After about a month, the plant should adapt to its new setting, allowing you to revert to the regular watering schedule.

To minimize stress on the rosemary during this transition, consider providing some shade for a few weeks. This can be done by placing a shading net over the plant or positioning it under a patio umbrella.

Overwatered rosemary

Overwatering rosemary is a common mistake that can lead to significant damage. Excessive water or too frequent watering can harm the plant.

The earliest indicator of overwatering in rosemary is yellowing leaves. If you observe this, promptly remove the plant from its pot to inspect the roots. If they appear gray-brown and are easily crushed between your fingers, it’s a sign of overwatering.


  1. Gently take the rosemary out of its current soil and trim off any decayed roots.
  2. Replant the rosemary in well-draining soil, which is crucial for preventing waterlog.
  3. Ensure that if the rosemary is in a pot, the container has adequate drainage holes.
  4. Water the plant only when the top 2 to 3 inches of soil have dried out.
  5. Provide the rosemary with some shade for a few weeks to help it recover from the stress of overwatering and repotting.

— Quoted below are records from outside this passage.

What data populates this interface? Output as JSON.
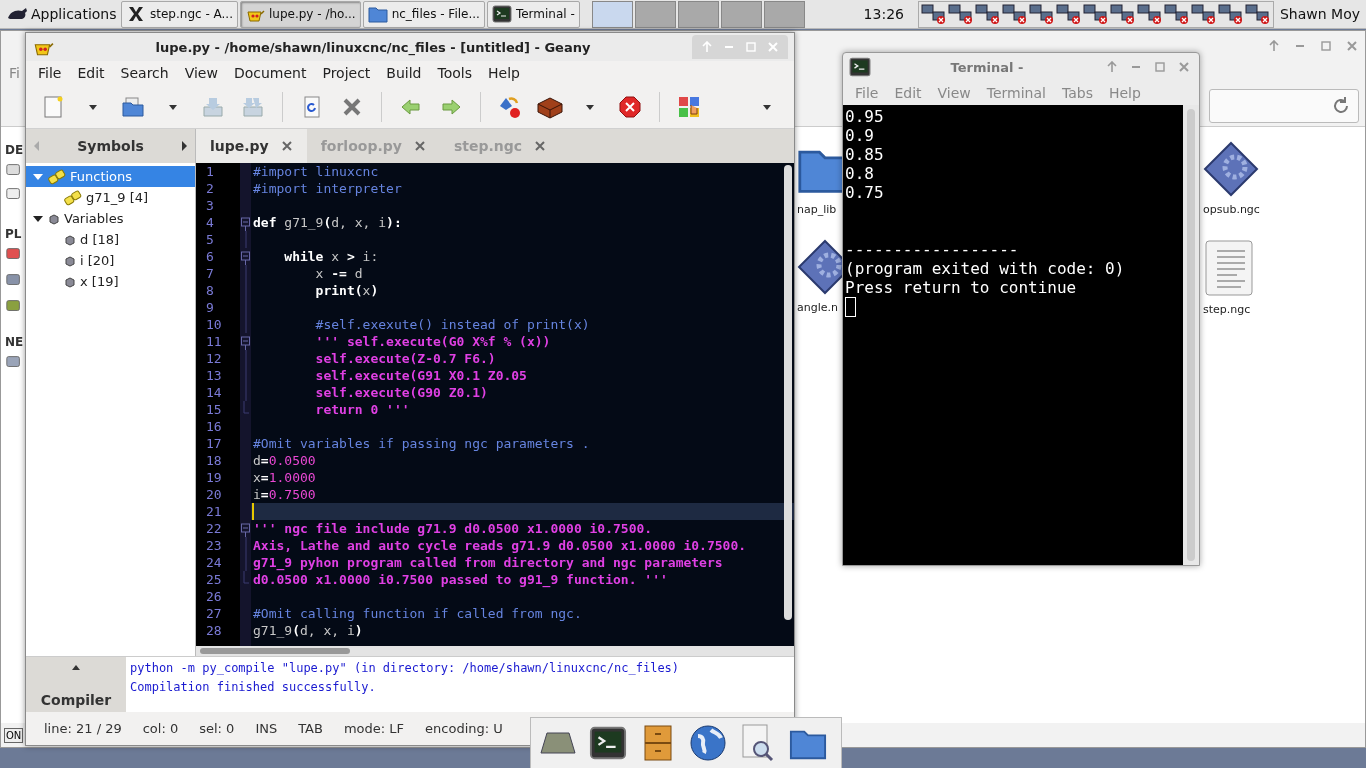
{
  "taskbar": {
    "menu": "Applications",
    "tasks": [
      {
        "label": "step.ngc - A...",
        "kind": "x",
        "selected": false
      },
      {
        "label": "lupe.py - /ho...",
        "kind": "geany",
        "selected": true
      },
      {
        "label": "nc_files - File...",
        "kind": "folder",
        "selected": false
      },
      {
        "label": "Terminal -",
        "kind": "terminal",
        "selected": false
      }
    ],
    "workspaces": [
      {
        "selected": true
      },
      {
        "selected": false
      },
      {
        "selected": false
      },
      {
        "selected": false
      },
      {
        "selected": false
      }
    ],
    "clock": "13:26",
    "user": "Shawn Moy"
  },
  "file_manager": {
    "menu": "Fi",
    "sections": [
      "DE",
      "PL",
      "NE"
    ],
    "files": [
      {
        "name": "nap_lib",
        "kind": "folder"
      },
      {
        "name": "angle.n",
        "kind": "gear"
      },
      {
        "name": "opsub.ngc",
        "kind": "gear"
      },
      {
        "name": "step.ngc",
        "kind": "text"
      }
    ],
    "status": "ON"
  },
  "geany": {
    "title": "lupe.py - /home/shawn/linuxcnc/nc_files - [untitled] - Geany",
    "menu": [
      "File",
      "Edit",
      "Search",
      "View",
      "Document",
      "Project",
      "Build",
      "Tools",
      "Help"
    ],
    "sidebar": {
      "tab": "Symbols",
      "tree": [
        {
          "label": "Functions",
          "kind": "function",
          "expanded": true,
          "selected": true,
          "children": [
            {
              "label": "g71_9 [4]",
              "kind": "function",
              "selected": false
            }
          ]
        },
        {
          "label": "Variables",
          "kind": "variable",
          "expanded": true,
          "selected": false,
          "children": [
            {
              "label": "d [18]",
              "kind": "variable",
              "selected": false
            },
            {
              "label": "i [20]",
              "kind": "variable",
              "selected": false
            },
            {
              "label": "x [19]",
              "kind": "variable",
              "selected": false
            }
          ]
        }
      ]
    },
    "tabs": [
      {
        "label": "lupe.py",
        "selected": true
      },
      {
        "label": "forloop.py",
        "selected": false
      },
      {
        "label": "step.ngc",
        "selected": false
      }
    ],
    "code": [
      {
        "n": "1",
        "kind": "none",
        "current": false,
        "segments": [
          {
            "kind": "comment",
            "text": "#import linuxcnc"
          }
        ]
      },
      {
        "n": "2",
        "kind": "none",
        "current": false,
        "segments": [
          {
            "kind": "comment",
            "text": "#import interpreter"
          }
        ]
      },
      {
        "n": "3",
        "kind": "none",
        "current": false
      },
      {
        "n": "4",
        "kind": "start",
        "current": false,
        "segments": [
          {
            "kind": "keyword",
            "text": "def"
          },
          {
            "kind": "plain",
            "text": " g71_9"
          },
          {
            "kind": "op",
            "text": "("
          },
          {
            "kind": "plain",
            "text": "d, x, i"
          },
          {
            "kind": "op",
            "text": "):"
          }
        ]
      },
      {
        "n": "5",
        "kind": "inside",
        "current": false
      },
      {
        "n": "6",
        "kind": "start",
        "current": false,
        "segments": [
          {
            "kind": "keyword",
            "text": "    while"
          },
          {
            "kind": "plain",
            "text": " x "
          },
          {
            "kind": "op",
            "text": ">"
          },
          {
            "kind": "plain",
            "text": " i:"
          }
        ]
      },
      {
        "n": "7",
        "kind": "inside",
        "current": false,
        "segments": [
          {
            "kind": "plain",
            "text": "        x "
          },
          {
            "kind": "op",
            "text": "-="
          },
          {
            "kind": "plain",
            "text": " d"
          }
        ]
      },
      {
        "n": "8",
        "kind": "inside",
        "current": false,
        "segments": [
          {
            "kind": "keyword",
            "text": "        print"
          },
          {
            "kind": "op",
            "text": "("
          },
          {
            "kind": "plain",
            "text": "x"
          },
          {
            "kind": "op",
            "text": ")"
          }
        ]
      },
      {
        "n": "9",
        "kind": "inside",
        "current": false
      },
      {
        "n": "10",
        "kind": "inside",
        "current": false,
        "segments": [
          {
            "kind": "comment",
            "text": "        #self.exexute() instead of print(x)"
          }
        ]
      },
      {
        "n": "11",
        "kind": "start",
        "current": false,
        "segments": [
          {
            "kind": "string",
            "text": "        ''' self.execute(G0 X%f % (x))"
          }
        ]
      },
      {
        "n": "12",
        "kind": "inside",
        "current": false,
        "segments": [
          {
            "kind": "string",
            "text": "        self.execute(Z-0.7 F6.)"
          }
        ]
      },
      {
        "n": "13",
        "kind": "inside",
        "current": false,
        "segments": [
          {
            "kind": "string",
            "text": "        self.execute(G91 X0.1 Z0.05"
          }
        ]
      },
      {
        "n": "14",
        "kind": "inside",
        "current": false,
        "segments": [
          {
            "kind": "string",
            "text": "        self.execute(G90 Z0.1)"
          }
        ]
      },
      {
        "n": "15",
        "kind": "end",
        "current": false,
        "segments": [
          {
            "kind": "string",
            "text": "        return 0 '''"
          }
        ]
      },
      {
        "n": "16",
        "kind": "none",
        "current": false
      },
      {
        "n": "17",
        "kind": "none",
        "current": false,
        "segments": [
          {
            "kind": "comment",
            "text": "#Omit variables if passing ngc parameters ."
          }
        ]
      },
      {
        "n": "18",
        "kind": "none",
        "current": false,
        "segments": [
          {
            "kind": "plain",
            "text": "d"
          },
          {
            "kind": "op",
            "text": "="
          },
          {
            "kind": "number",
            "text": "0.0500"
          }
        ]
      },
      {
        "n": "19",
        "kind": "none",
        "current": false,
        "segments": [
          {
            "kind": "plain",
            "text": "x"
          },
          {
            "kind": "op",
            "text": "="
          },
          {
            "kind": "number",
            "text": "1.0000"
          }
        ]
      },
      {
        "n": "20",
        "kind": "none",
        "current": false,
        "segments": [
          {
            "kind": "plain",
            "text": "i"
          },
          {
            "kind": "op",
            "text": "="
          },
          {
            "kind": "number",
            "text": "0.7500"
          }
        ]
      },
      {
        "n": "21",
        "kind": "none",
        "current": true
      },
      {
        "n": "22",
        "kind": "start",
        "current": false,
        "segments": [
          {
            "kind": "string",
            "text": "''' ngc file include g71.9 d0.0500 x1.0000 i0.7500."
          }
        ]
      },
      {
        "n": "23",
        "kind": "inside",
        "current": false,
        "segments": [
          {
            "kind": "string",
            "text": "Axis, Lathe and auto cycle reads g71.9 d0.0500 x1.0000 i0.7500."
          }
        ]
      },
      {
        "n": "24",
        "kind": "inside",
        "current": false,
        "segments": [
          {
            "kind": "string",
            "text": "g71_9 pyhon program called from directory and ngc parameters"
          }
        ]
      },
      {
        "n": "25",
        "kind": "end",
        "current": false,
        "segments": [
          {
            "kind": "string",
            "text": "d0.0500 x1.0000 i0.7500 passed to g91_9 function. '''"
          }
        ]
      },
      {
        "n": "26",
        "kind": "none",
        "current": false
      },
      {
        "n": "27",
        "kind": "none",
        "current": false,
        "segments": [
          {
            "kind": "comment",
            "text": "#Omit calling function if called from ngc."
          }
        ]
      },
      {
        "n": "28",
        "kind": "none",
        "current": false,
        "segments": [
          {
            "kind": "plain",
            "text": "g71_9"
          },
          {
            "kind": "op",
            "text": "("
          },
          {
            "kind": "plain",
            "text": "d, x, i"
          },
          {
            "kind": "op",
            "text": ")"
          }
        ]
      }
    ],
    "messages": {
      "tab": "Compiler",
      "lines": [
        "python -m py_compile \"lupe.py\" (in directory: /home/shawn/linuxcnc/nc_files)",
        "Compilation finished successfully."
      ]
    },
    "status": [
      "line: 21 / 29",
      "col: 0",
      "sel: 0",
      "INS",
      "TAB",
      "mode: LF",
      "encoding: U"
    ]
  },
  "terminal": {
    "title": "Terminal -",
    "menu": [
      "File",
      "Edit",
      "View",
      "Terminal",
      "Tabs",
      "Help"
    ],
    "blocks": [
      {
        "lines": [
          "0.95",
          "0.9",
          "0.85",
          "0.8",
          "0.75"
        ]
      },
      {
        "lines": [
          "------------------",
          "(program exited with code: 0)",
          "Press return to continue"
        ]
      }
    ]
  }
}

Underwatering is a common issue for potted rosemary, especially when the pot is located in a sunny spot. During hot weather, the soil in pots can dry out rapidly, potentially harming the plant.

The initial symptom of insufficient moisture is a change in the color of the leaves. They will appear pale rather than a vibrant green. Over time, the leaves may turn greenish-brown, eventually becoming yellow and dry.


  1. Thoroughly water the rosemary, using about one gallon of water to ensure the soil is evenly moistened.
  2. Give the water time to thoroughly saturate the soil.
  3. Provide temporary shade for the plant for a few days to help it recover from the stress of underwatering.
  4. Prune away any dry or dead leaves to encourage healthy growth.